- Task directions
Among the records below, which lines contain the string "label"? Report them.

Element data from apps and pages
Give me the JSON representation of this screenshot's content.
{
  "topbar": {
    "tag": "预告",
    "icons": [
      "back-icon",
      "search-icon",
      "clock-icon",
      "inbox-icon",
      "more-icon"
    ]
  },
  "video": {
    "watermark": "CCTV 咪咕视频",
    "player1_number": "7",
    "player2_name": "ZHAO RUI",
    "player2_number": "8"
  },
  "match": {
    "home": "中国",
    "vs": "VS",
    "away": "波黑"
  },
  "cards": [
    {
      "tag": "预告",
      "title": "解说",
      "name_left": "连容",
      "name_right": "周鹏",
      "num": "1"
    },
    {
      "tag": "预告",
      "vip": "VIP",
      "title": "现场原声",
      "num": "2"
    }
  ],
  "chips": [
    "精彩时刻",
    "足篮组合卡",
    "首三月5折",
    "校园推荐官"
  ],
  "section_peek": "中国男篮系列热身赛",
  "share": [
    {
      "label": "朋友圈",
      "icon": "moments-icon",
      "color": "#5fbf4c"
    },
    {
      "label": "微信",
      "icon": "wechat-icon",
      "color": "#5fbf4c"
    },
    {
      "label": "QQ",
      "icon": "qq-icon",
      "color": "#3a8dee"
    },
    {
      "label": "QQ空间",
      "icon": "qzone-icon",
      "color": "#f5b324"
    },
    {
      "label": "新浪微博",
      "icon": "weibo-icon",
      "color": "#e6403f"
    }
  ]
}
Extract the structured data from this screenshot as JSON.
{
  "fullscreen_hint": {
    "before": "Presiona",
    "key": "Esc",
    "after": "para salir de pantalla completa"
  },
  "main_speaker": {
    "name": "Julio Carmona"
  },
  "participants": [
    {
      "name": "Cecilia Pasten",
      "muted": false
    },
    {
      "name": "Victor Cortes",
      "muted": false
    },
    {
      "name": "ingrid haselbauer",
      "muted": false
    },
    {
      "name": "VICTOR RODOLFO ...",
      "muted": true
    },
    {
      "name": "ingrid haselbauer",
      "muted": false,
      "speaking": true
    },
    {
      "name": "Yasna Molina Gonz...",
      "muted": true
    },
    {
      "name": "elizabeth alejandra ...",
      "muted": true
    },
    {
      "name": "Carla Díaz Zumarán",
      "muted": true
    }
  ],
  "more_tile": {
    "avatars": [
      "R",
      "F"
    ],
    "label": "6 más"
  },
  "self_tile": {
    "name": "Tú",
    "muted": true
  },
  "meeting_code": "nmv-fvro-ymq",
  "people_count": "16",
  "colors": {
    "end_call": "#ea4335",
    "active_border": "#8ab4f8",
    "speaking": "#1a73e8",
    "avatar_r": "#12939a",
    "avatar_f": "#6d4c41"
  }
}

- Reply to the task
      "label": "朋友圈",
      "label": "微信",
      "label": "QQ",
      "label": "QQ空间",
      "label": "新浪微博",
    "label": "6 más"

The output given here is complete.